    valveman likes this.
  5. valveman

    valveman Cary Austin Staff Member

    Joined:
    Mar 15, 2006
    Occupation:
    Pump Controls Technician
    Location:
    Lubbock, Texas
    Couple more thoughts. If you really need 47 GPM, just install two of the 25 GPM size systems as seen in the drawing above. You could start with one and add another later if needed. It would give you a redundant or backup booster pump. It would be more efficient than one larger pump, as the flows will be low enough for only one pump most/all of the time. The only thing needed to make the two pumps work together when needed is to stagger the pressure switch and CSV settings like 40/60 and 50/70.

    Also, the warmer the water in your storage tank the easier it is for contamination to grow.
     
  6. Mark Holoubek

    Mark Holoubek New Member

    Joined:
    Tuesday
    Location:
    Cambridge Wi

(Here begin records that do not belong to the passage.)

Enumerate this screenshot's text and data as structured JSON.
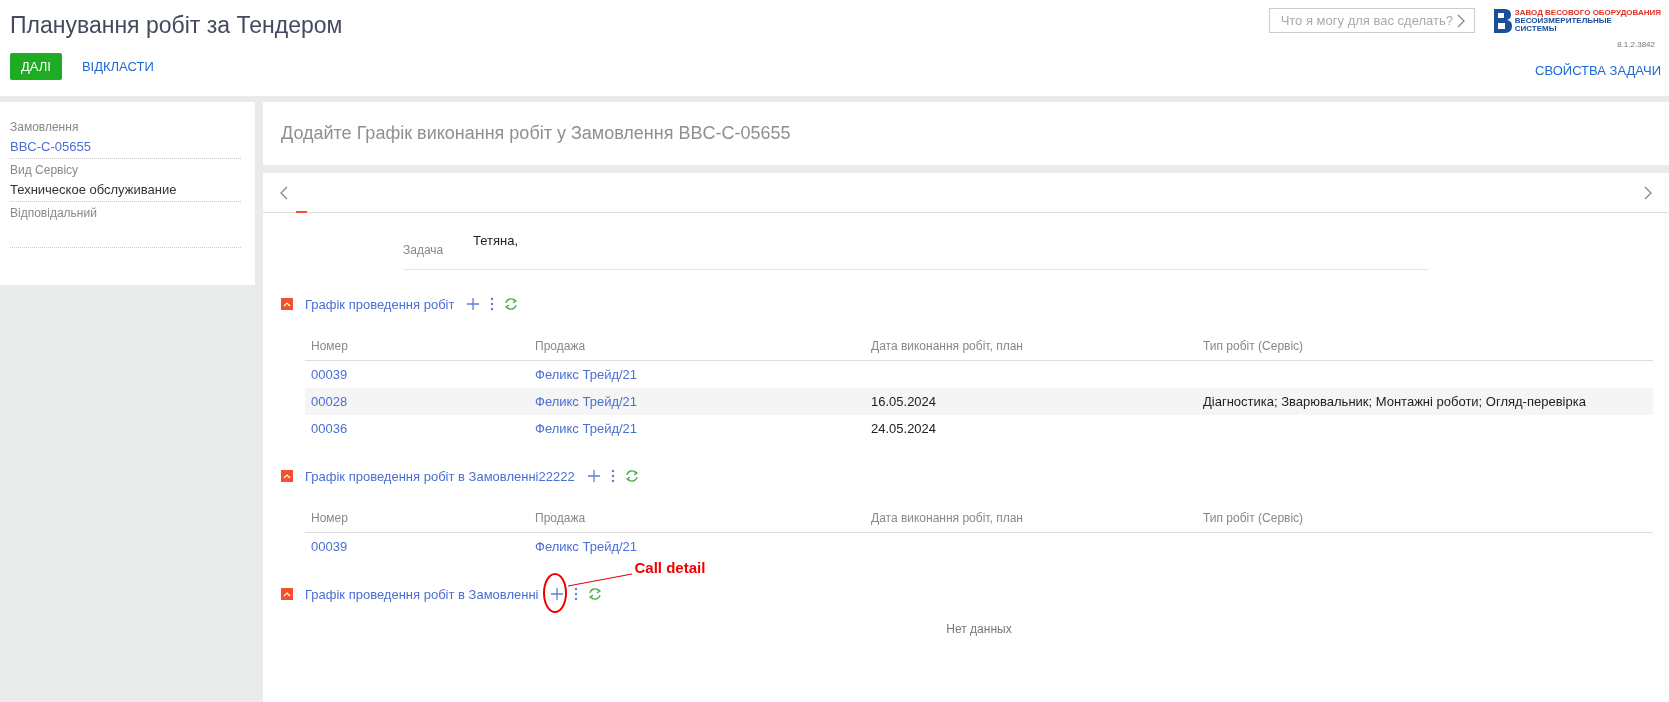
{
  "page": {
    "title": "Планування робіт за Тендером",
    "version": "8.1.2.3842"
  },
  "actions": [
    {
      "kind": "primary",
      "label": "ДАЛІ"
    },
    {
      "kind": "link",
      "label": "ВІДКЛАСТИ"
    }
  ],
  "search": {
    "placeholder": "Что я могу для вас сделать?"
  },
  "logo": {
    "line_1": "ЗАВОД ВЕСОВОГО ОБОРУДОВАНИЯ",
    "line_2": "ВЕСОИЗМЕРИТЕЛЬНЫЕ",
    "line_3": "СИСТЕМЫ"
  },
  "task_properties": "СВОЙСТВА ЗАДАЧИ",
  "sidebar": {
    "fields": [
      {
        "label": "Замовлення",
        "value": "BBC-C-05655",
        "kind": "link"
      },
      {
        "label": "Вид Сервісу",
        "value": "Техническое обслуживание",
        "kind": "text"
      },
      {
        "label": "Відповідальний"
      }
    ]
  },
  "header_card": {
    "title": "Додайте Графік виконання робіт у Замовлення BBC-C-05655"
  },
  "task_field": {
    "label": "Задача",
    "value": "Тетяна,"
  },
  "sections": [
    {
      "title": "Графік проведення робіт",
      "expanded": true,
      "columns": [
        "Номер",
        "Продажа",
        "Дата виконання робіт, план",
        "Тип робіт (Сервіс)"
      ],
      "rows": [
        {
          "selected": false,
          "cells": [
            "00039",
            "Феликс Трейд/21"
          ]
        },
        {
          "selected": true,
          "cells": [
            "00028",
            "Феликс Трейд/21",
            "16.05.2024",
            "Діагностика; Зварювальник; Монтажні роботи; Огляд-перевірка"
          ]
        },
        {
          "selected": false,
          "cells": [
            "00036",
            "Феликс Трейд/21",
            "24.05.2024"
          ]
        }
      ]
    },
    {
      "title": "Графік проведення робіт в Замовленні22222",
      "expanded": true,
      "columns": [
        "Номер",
        "Продажа",
        "Дата виконання робіт, план",
        "Тип робіт (Сервіс)"
      ],
      "rows": [
        {
          "selected": false,
          "cells": [
            "00039",
            "Феликс Трейд/21"
          ]
        }
      ]
    },
    {
      "title": "Графік проведення робіт в Замовленні",
      "expanded": true,
      "empty_text": "Нет данных",
      "annotation": "Call detail"
    }
  ]
}
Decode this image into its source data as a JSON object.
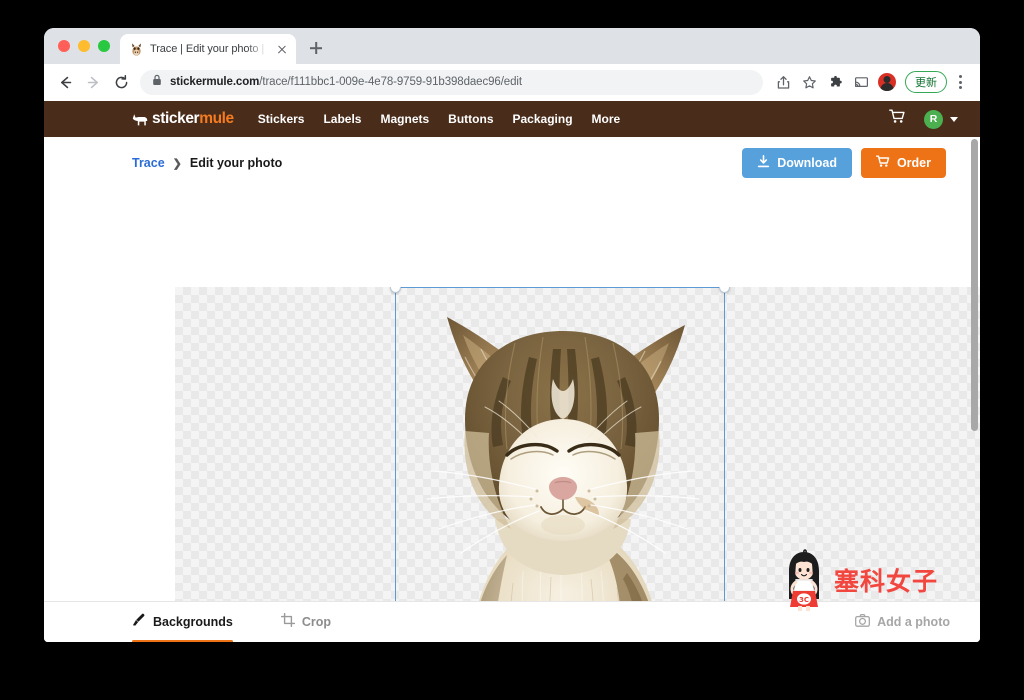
{
  "browser": {
    "tab": {
      "title": "Trace | Edit your photo | Sticke",
      "favicon_name": "mule-favicon"
    },
    "new_tab_label": "+",
    "toolbar": {
      "back_icon": "back-arrow-icon",
      "forward_icon": "forward-arrow-icon",
      "reload_icon": "reload-icon",
      "lock_icon": "lock-icon",
      "url_domain": "stickermule.com",
      "url_path": "/trace/f111bbc1-009e-4e78-9759-91b398daec96/edit",
      "share_icon": "share-icon",
      "bookmark_icon": "star-icon",
      "extensions_icon": "puzzle-piece-icon",
      "cast_icon": "cast-icon",
      "profile_icon": "profile-avatar-icon",
      "update_label": "更新",
      "menu_icon": "kebab-menu-icon"
    },
    "window_controls": [
      "close",
      "minimize",
      "maximize"
    ]
  },
  "site": {
    "brand": {
      "word_white": "sticker",
      "word_orange": "mule",
      "logo_icon": "mule-logo-icon",
      "color_orange": "#f47b20",
      "header_bg": "#4a2c1a"
    },
    "nav_items": [
      {
        "label": "Stickers"
      },
      {
        "label": "Labels"
      },
      {
        "label": "Magnets"
      },
      {
        "label": "Buttons"
      },
      {
        "label": "Packaging"
      },
      {
        "label": "More"
      }
    ],
    "cart_icon": "shopping-cart-icon",
    "user_avatar_initial": "R",
    "avatar_color": "#4caf50"
  },
  "page": {
    "breadcrumb": {
      "parent": "Trace",
      "separator": "›",
      "current": "Edit your photo"
    },
    "actions": {
      "download_label": "Download",
      "download_icon": "download-icon",
      "download_color": "#56a0dc",
      "order_label": "Order",
      "order_icon": "cart-icon",
      "order_color": "#ee7316"
    },
    "canvas": {
      "transparency_pattern": "checkerboard",
      "selection_active": true,
      "image_subject": "tabby cat with closed eyes, cut out on transparent background"
    },
    "tools": [
      {
        "label": "Backgrounds",
        "icon": "brush-icon",
        "active": true
      },
      {
        "label": "Crop",
        "icon": "crop-icon",
        "active": false
      }
    ],
    "add_photo": {
      "label": "Add a photo",
      "icon": "camera-icon"
    },
    "active_tab_underline_color": "#ee7316"
  },
  "watermark": {
    "text": "塞科女子",
    "color": "#f2473f",
    "badge_text": "3C",
    "character_icon": "girl-mascot-icon"
  }
}
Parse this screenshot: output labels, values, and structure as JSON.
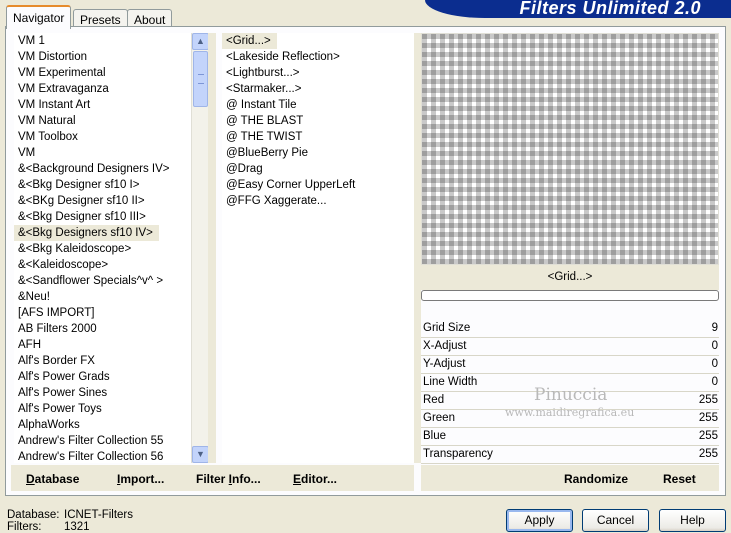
{
  "tabs": [
    {
      "label": "Navigator",
      "active": true
    },
    {
      "label": "Presets",
      "active": false
    },
    {
      "label": "About",
      "active": false
    }
  ],
  "banner_title": "Filters Unlimited 2.0",
  "categories": [
    "VM 1",
    "VM Distortion",
    "VM Experimental",
    "VM Extravaganza",
    "VM Instant Art",
    "VM Natural",
    "VM Toolbox",
    "VM",
    "&<Background Designers IV>",
    "&<Bkg Designer sf10 I>",
    "&<BKg Designer sf10 II>",
    "&<Bkg Designer sf10 III>",
    "&<Bkg Designers sf10 IV>",
    "&<Bkg Kaleidoscope>",
    "&<Kaleidoscope>",
    "&<Sandflower Specials^v^ >",
    "&Neu!",
    "[AFS IMPORT]",
    "AB Filters 2000",
    "AFH",
    "Alf's Border FX",
    "Alf's Power Grads",
    "Alf's Power Sines",
    "Alf's Power Toys",
    "AlphaWorks",
    "Andrew's Filter Collection 55",
    "Andrew's Filter Collection 56"
  ],
  "selected_category": "&<Bkg Designers sf10 IV>",
  "filters": [
    "<Grid...>",
    "<Lakeside Reflection>",
    "<Lightburst...>",
    "<Starmaker...>",
    "@ Instant Tile",
    "@ THE BLAST",
    "@ THE TWIST",
    "@BlueBerry Pie",
    "@Drag",
    "@Easy Corner UpperLeft",
    "@FFG Xaggerate..."
  ],
  "selected_filter": "<Grid...>",
  "preview_label": "<Grid...>",
  "parameters": [
    {
      "label": "Grid Size",
      "value": "9"
    },
    {
      "label": "X-Adjust",
      "value": "0"
    },
    {
      "label": "Y-Adjust",
      "value": "0"
    },
    {
      "label": "Line Width",
      "value": "0"
    },
    {
      "label": "Red",
      "value": "255"
    },
    {
      "label": "Green",
      "value": "255"
    },
    {
      "label": "Blue",
      "value": "255"
    },
    {
      "label": "Transparency",
      "value": "255"
    }
  ],
  "watermark": {
    "name": "Pinuccia",
    "url": "www.maidiregrafica.eu"
  },
  "actions": {
    "database": {
      "underline": "D",
      "rest": "atabase"
    },
    "import": {
      "underline": "I",
      "rest": "mport..."
    },
    "filter_info": {
      "pre": "Filter ",
      "underline": "I",
      "rest": "nfo..."
    },
    "editor": {
      "underline": "E",
      "rest": "ditor..."
    },
    "randomize": "Randomize",
    "reset": "Reset"
  },
  "status": {
    "database_label": "Database:",
    "database_value": "ICNET-Filters",
    "filters_label": "Filters:",
    "filters_value": "1321"
  },
  "buttons": {
    "apply": "Apply",
    "cancel": "Cancel",
    "help": "Help"
  },
  "colors": {
    "banner": "#0b2d8f",
    "tab_accent": "#e68b2c",
    "panel_bg": "#ece9d8"
  }
}
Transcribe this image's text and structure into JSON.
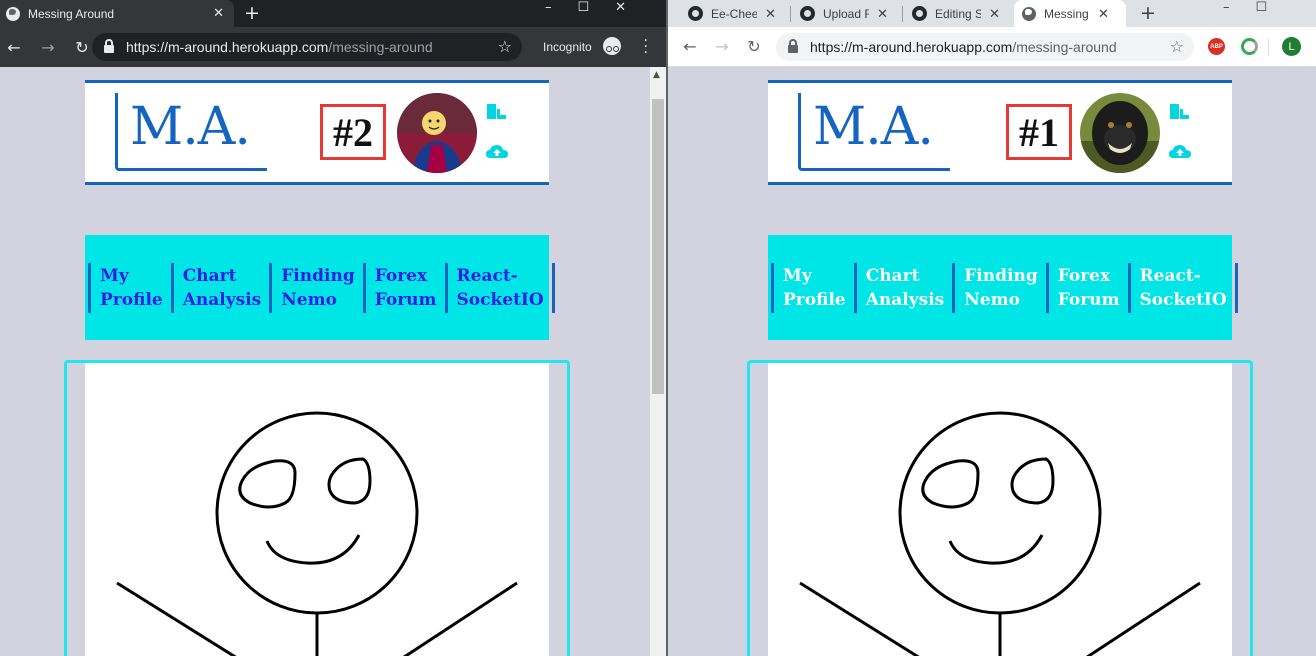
{
  "left_window": {
    "tab_title": "Messing Around",
    "url_host": "https://m-around.herokuapp.com",
    "url_path": "/messing-around",
    "incognito_label": "Incognito",
    "page": {
      "logo": "M.A.",
      "rank": "#2",
      "nav": [
        "My\nProfile",
        "Chart\nAnalysis",
        "Finding\nNemo",
        "Forex\nForum",
        "React-\nSocketIO"
      ]
    }
  },
  "right_window": {
    "tabs": [
      {
        "title": "Ee-Chee",
        "icon": "github-icon"
      },
      {
        "title": "Upload F",
        "icon": "github-icon"
      },
      {
        "title": "Editing S",
        "icon": "github-icon"
      },
      {
        "title": "Messing",
        "icon": "globe-icon"
      }
    ],
    "url_host": "https://m-around.herokuapp.com",
    "url_path": "/messing-around",
    "abp_label": "ABP",
    "avatar_initial": "L",
    "page": {
      "logo": "M.A.",
      "rank": "#1",
      "nav": [
        "My\nProfile",
        "Chart\nAnalysis",
        "Finding\nNemo",
        "Forex\nForum",
        "React-\nSocketIO"
      ]
    }
  },
  "colors": {
    "brand_blue": "#1565c0",
    "nav_cyan": "#00e5e5",
    "rank_border": "#e53935",
    "canvas_frame": "#22e5ee",
    "nav_link_left": "#2e1ee8",
    "nav_link_right": "#ffffff"
  }
}
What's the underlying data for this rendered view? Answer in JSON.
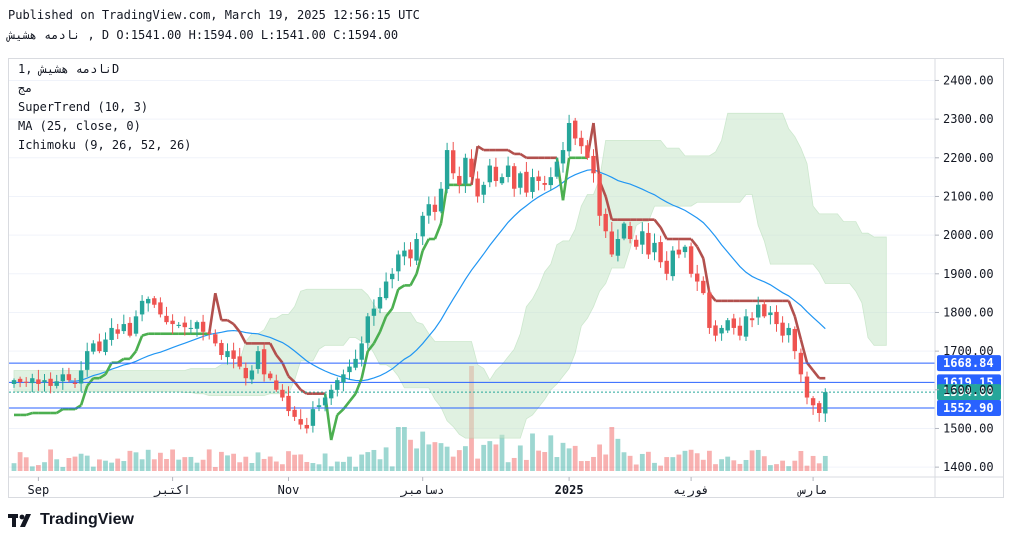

    Thanks for the critique it is greatly appreciated. Yes raising the temperature of the 800 gallon tank is an issue that I am concerned with. I think I would probably be better off placing a larger (4000 gal or more) tank underground but then I have to certify the system and perform regular testing (anything over 800 has to be certified and monitored in WI). Once I cross that 800 gallon threshold I am in that catagory anyway. I could run the dual 25gpm as you suggested and give me the peace of mind of redundancy, which is in itself worth to me. I am a big fan of redundancy. My biggest need to preheat the water was due to the fact that I was planning on only using electric on demand heater at the unit level. Which does not look to be advantageous for the loads already existing on the 200 amp panels.
     
Similar Threads: Creating system
Forum Title Date
Pumps and Tanks Well Forum & Blog. Water is life. Pressure issues for irrigation system off a well. May 26, 2021
Pumps and Tanks Well Forum & Blog. Water is life. Well was running clean until sprinkler system install. Now it's silty May 19, 2021
Pumps and Tanks Well Forum & Blog. Water is life. Well Water System Diagnosis Help Apr 27, 2021
Pumps and Tanks Well Forum & Blog. Water is life. Help me understand my kindof complex well water system Apr 25, 2021
Pumps and Tanks Well Forum & Blog. Water is life. Ritchie Livestock Water System Apr 19, 2021

Share This Page